_Exercise materials_.
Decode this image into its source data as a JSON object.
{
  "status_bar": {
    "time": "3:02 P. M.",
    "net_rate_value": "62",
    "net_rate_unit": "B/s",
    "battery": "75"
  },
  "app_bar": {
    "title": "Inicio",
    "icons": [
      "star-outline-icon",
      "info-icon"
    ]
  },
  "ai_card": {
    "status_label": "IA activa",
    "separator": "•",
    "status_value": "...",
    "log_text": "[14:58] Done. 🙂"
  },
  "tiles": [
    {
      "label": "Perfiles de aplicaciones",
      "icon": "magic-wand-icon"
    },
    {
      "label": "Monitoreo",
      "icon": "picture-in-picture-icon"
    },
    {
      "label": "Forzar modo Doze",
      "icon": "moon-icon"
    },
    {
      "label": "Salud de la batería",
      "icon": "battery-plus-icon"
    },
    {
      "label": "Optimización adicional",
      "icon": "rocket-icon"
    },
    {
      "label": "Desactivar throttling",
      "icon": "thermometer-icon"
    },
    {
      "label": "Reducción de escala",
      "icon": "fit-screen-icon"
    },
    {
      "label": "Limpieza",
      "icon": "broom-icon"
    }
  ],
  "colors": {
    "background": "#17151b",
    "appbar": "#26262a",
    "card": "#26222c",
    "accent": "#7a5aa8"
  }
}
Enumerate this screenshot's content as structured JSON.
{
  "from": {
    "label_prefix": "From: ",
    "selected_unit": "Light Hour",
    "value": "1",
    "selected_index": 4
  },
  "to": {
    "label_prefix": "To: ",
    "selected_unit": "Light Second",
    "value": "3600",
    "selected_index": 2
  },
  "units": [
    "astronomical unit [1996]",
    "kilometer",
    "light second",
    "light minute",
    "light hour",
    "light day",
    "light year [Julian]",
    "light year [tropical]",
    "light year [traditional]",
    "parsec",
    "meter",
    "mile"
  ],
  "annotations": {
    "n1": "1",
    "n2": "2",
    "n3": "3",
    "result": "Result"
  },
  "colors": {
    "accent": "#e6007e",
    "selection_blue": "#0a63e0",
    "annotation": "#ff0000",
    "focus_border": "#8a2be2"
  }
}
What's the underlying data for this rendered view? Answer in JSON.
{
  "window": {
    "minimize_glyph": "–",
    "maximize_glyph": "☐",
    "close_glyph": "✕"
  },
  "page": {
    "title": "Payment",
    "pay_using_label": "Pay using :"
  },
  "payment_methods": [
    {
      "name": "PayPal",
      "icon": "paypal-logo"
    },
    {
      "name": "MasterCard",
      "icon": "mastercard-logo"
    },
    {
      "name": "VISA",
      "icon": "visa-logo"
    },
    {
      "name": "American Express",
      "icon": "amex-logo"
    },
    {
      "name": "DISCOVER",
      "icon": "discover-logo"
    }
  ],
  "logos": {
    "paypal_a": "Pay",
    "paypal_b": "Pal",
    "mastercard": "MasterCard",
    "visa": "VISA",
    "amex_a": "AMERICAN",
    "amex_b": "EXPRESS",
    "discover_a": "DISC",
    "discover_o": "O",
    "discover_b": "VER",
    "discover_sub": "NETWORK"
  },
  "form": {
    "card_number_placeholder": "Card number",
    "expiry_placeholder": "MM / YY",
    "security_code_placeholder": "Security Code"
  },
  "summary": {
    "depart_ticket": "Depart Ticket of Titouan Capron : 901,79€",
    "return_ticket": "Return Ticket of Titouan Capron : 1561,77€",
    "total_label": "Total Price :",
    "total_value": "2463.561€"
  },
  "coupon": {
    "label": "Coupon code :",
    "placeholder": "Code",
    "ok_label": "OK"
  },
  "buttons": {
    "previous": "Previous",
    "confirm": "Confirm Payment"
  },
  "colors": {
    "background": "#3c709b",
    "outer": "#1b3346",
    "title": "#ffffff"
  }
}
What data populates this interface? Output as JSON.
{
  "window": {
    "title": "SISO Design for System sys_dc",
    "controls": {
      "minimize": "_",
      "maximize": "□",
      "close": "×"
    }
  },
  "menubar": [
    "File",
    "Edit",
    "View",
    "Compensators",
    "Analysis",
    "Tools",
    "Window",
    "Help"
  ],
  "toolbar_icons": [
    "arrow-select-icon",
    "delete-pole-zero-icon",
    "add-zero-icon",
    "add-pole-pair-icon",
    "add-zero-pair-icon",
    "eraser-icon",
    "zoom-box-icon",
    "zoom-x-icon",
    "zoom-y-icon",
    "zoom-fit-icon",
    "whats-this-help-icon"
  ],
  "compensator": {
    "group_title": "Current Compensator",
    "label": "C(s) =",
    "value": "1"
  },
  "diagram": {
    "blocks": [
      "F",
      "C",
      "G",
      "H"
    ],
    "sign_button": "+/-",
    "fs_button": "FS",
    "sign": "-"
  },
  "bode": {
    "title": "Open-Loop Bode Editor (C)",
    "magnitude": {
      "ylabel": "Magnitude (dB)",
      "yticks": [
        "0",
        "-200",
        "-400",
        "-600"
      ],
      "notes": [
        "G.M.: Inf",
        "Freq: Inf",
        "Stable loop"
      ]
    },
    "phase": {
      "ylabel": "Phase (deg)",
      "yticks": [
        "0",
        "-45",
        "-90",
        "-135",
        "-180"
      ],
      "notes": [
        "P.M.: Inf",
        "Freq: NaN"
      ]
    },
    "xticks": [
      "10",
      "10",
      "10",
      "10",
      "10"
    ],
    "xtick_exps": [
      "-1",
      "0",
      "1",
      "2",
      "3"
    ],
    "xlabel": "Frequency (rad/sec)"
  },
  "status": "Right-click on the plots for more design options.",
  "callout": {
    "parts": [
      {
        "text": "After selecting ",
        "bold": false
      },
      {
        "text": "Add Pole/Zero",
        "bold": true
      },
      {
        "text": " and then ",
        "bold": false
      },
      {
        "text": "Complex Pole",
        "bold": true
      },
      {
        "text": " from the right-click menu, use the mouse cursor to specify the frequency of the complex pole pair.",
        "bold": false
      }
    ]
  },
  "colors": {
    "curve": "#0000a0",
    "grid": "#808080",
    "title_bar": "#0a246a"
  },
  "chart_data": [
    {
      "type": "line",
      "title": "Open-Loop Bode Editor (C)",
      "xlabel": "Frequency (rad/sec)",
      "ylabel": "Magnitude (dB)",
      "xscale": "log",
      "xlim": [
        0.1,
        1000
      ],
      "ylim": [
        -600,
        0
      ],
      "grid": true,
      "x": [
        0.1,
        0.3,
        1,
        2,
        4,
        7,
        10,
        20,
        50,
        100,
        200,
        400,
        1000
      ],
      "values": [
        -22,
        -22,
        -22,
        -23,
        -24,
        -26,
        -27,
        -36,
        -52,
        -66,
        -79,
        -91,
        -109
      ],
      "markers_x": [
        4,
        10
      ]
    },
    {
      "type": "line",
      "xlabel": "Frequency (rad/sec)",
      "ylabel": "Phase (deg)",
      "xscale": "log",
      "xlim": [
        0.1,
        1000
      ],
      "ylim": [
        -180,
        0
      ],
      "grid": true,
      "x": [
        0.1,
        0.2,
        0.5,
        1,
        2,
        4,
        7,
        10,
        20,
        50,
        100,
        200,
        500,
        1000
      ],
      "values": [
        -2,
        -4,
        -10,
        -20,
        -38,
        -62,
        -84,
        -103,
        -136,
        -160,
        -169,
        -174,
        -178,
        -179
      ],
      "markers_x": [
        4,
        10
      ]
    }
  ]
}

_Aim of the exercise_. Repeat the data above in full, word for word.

_Your solution_.
Decode this image into its source data as a JSON object.
{
  "status_bar": {
    "time": "3:02 P. M.",
    "net_rate_value": "62",
    "net_rate_unit": "B/s",
    "battery": "75"
  },
  "app_bar": {
    "title": "Inicio",
    "icons": [
      "star-outline-icon",
      "info-icon"
    ]
  },
  "ai_card": {
    "status_label": "IA activa",
    "separator": "•",
    "status_value": "...",
    "log_text": "[14:58] Done. 🙂"
  },
  "tiles": [
    {
      "label": "Perfiles de aplicaciones",
      "icon": "magic-wand-icon"
    },
    {
      "label": "Monitoreo",
      "icon": "picture-in-picture-icon"
    },
    {
      "label": "Forzar modo Doze",
      "icon": "moon-icon"
    },
    {
      "label": "Salud de la batería",
      "icon": "battery-plus-icon"
    },
    {
      "label": "Optimización adicional",
      "icon": "rocket-icon"
    },
    {
      "label": "Desactivar throttling",
      "icon": "thermometer-icon"
    },
    {
      "label": "Reducción de escala",
      "icon": "fit-screen-icon"
    },
    {
      "label": "Limpieza",
      "icon": "broom-icon"
    }
  ],
  "colors": {
    "background": "#17151b",
    "appbar": "#26262a",
    "card": "#26222c",
    "accent": "#7a5aa8"
  }
}
Enumerate this screenshot's content as structured JSON.
{
  "from": {
    "label_prefix": "From: ",
    "selected_unit": "Light Hour",
    "value": "1",
    "selected_index": 4
  },
  "to": {
    "label_prefix": "To: ",
    "selected_unit": "Light Second",
    "value": "3600",
    "selected_index": 2
  },
  "units": [
    "astronomical unit [1996]",
    "kilometer",
    "light second",
    "light minute",
    "light hour",
    "light day",
    "light year [Julian]",
    "light year [tropical]",
    "light year [traditional]",
    "parsec",
    "meter",
    "mile"
  ],
  "annotations": {
    "n1": "1",
    "n2": "2",
    "n3": "3",
    "result": "Result"
  },
  "colors": {
    "accent": "#e6007e",
    "selection_blue": "#0a63e0",
    "annotation": "#ff0000",
    "focus_border": "#8a2be2"
  }
}
What's the underlying data for this rendered view? Answer in JSON.
{
  "window": {
    "minimize_glyph": "–",
    "maximize_glyph": "☐",
    "close_glyph": "✕"
  },
  "page": {
    "title": "Payment",
    "pay_using_label": "Pay using :"
  },
  "payment_methods": [
    {
      "name": "PayPal",
      "icon": "paypal-logo"
    },
    {
      "name": "MasterCard",
      "icon": "mastercard-logo"
    },
    {
      "name": "VISA",
      "icon": "visa-logo"
    },
    {
      "name": "American Express",
      "icon": "amex-logo"
    },
    {
      "name": "DISCOVER",
      "icon": "discover-logo"
    }
  ],
  "logos": {
    "paypal_a": "Pay",
    "paypal_b": "Pal",
    "mastercard": "MasterCard",
    "visa": "VISA",
    "amex_a": "AMERICAN",
    "amex_b": "EXPRESS",
    "discover_a": "DISC",
    "discover_o": "O",
    "discover_b": "VER",
    "discover_sub": "NETWORK"
  },
  "form": {
    "card_number_placeholder": "Card number",
    "expiry_placeholder": "MM / YY",
    "security_code_placeholder": "Security Code"
  },
  "summary": {
    "depart_ticket": "Depart Ticket of Titouan Capron : 901,79€",
    "return_ticket": "Return Ticket of Titouan Capron : 1561,77€",
    "total_label": "Total Price :",
    "total_value": "2463.561€"
  },
  "coupon": {
    "label": "Coupon code :",
    "placeholder": "Code",
    "ok_label": "OK"
  },
  "buttons": {
    "previous": "Previous",
    "confirm": "Confirm Payment"
  },
  "colors": {
    "background": "#3c709b",
    "outer": "#1b3346",
    "title": "#ffffff"
  }
}
What data populates this interface? Output as JSON.
{
  "window": {
    "title": "SISO Design for System sys_dc",
    "controls": {
      "minimize": "_",
      "maximize": "□",
      "close": "×"
    }
  },
  "menubar": [
    "File",
    "Edit",
    "View",
    "Compensators",
    "Analysis",
    "Tools",
    "Window",
    "Help"
  ],
  "toolbar_icons": [
    "arrow-select-icon",
    "delete-pole-zero-icon",
    "add-zero-icon",
    "add-pole-pair-icon",
    "add-zero-pair-icon",
    "eraser-icon",
    "zoom-box-icon",
    "zoom-x-icon",
    "zoom-y-icon",
    "zoom-fit-icon",
    "whats-this-help-icon"
  ],
  "compensator": {
    "group_title": "Current Compensator",
    "label": "C(s) =",
    "value": "1"
  },
  "diagram": {
    "blocks": [
      "F",
      "C",
      "G",
      "H"
    ],
    "sign_button": "+/-",
    "fs_button": "FS",
    "sign": "-"
  },
  "bode": {
    "title": "Open-Loop Bode Editor (C)",
    "magnitude": {
      "ylabel": "Magnitude (dB)",
      "yticks": [
        "0",
        "-200",
        "-400",
        "-600"
      ],
      "notes": [
        "G.M.: Inf",
        "Freq: Inf",
        "Stable loop"
      ]
    },
    "phase": {
      "ylabel": "Phase (deg)",
      "yticks": [
        "0",
        "-45",
        "-90",
        "-135",
        "-180"
      ],
      "notes": [
        "P.M.: Inf",
        "Freq: NaN"
      ]
    },
    "xticks": [
      "10",
      "10",
      "10",
      "10",
      "10"
    ],
    "xtick_exps": [
      "-1",
      "0",
      "1",
      "2",
      "3"
    ],
    "xlabel": "Frequency (rad/sec)"
  },
  "status": "Right-click on the plots for more design options.",
  "callout": {
    "parts": [
      {
        "text": "After selecting ",
        "bold": false
      },
      {
        "text": "Add Pole/Zero",
        "bold": true
      },
      {
        "text": " and then ",
        "bold": false
      },
      {
        "text": "Complex Pole",
        "bold": true
      },
      {
        "text": " from the right-click menu, use the mouse cursor to specify the frequency of the complex pole pair.",
        "bold": false
      }
    ]
  },
  "colors": {
    "curve": "#0000a0",
    "grid": "#808080",
    "title_bar": "#0a246a"
  },
  "chart_data": [
    {
      "type": "line",
      "title": "Open-Loop Bode Editor (C)",
      "xlabel": "Frequency (rad/sec)",
      "ylabel": "Magnitude (dB)",
      "xscale": "log",
      "xlim": [
        0.1,
        1000
      ],
      "ylim": [
        -600,
        0
      ],
      "grid": true,
      "x": [
        0.1,
        0.3,
        1,
        2,
        4,
        7,
        10,
        20,
        50,
        100,
        200,
        400,
        1000
      ],
      "values": [
        -22,
        -22,
        -22,
        -23,
        -24,
        -26,
        -27,
        -36,
        -52,
        -66,
        -79,
        -91,
        -109
      ],
      "markers_x": [
        4,
        10
      ]
    },
    {
      "type": "line",
      "xlabel": "Frequency (rad/sec)",
      "ylabel": "Phase (deg)",
      "xscale": "log",
      "xlim": [
        0.1,
        1000
      ],
      "ylim": [
        -180,
        0
      ],
      "grid": true,
      "x": [
        0.1,
        0.2,
        0.5,
        1,
        2,
        4,
        7,
        10,
        20,
        50,
        100,
        200,
        500,
        1000
      ],
      "values": [
        -2,
        -4,
        -10,
        -20,
        -38,
        -62,
        -84,
        -103,
        -136,
        -160,
        -169,
        -174,
        -178,
        -179
      ],
      "markers_x": [
        4,
        10
      ]
    }
  ]
}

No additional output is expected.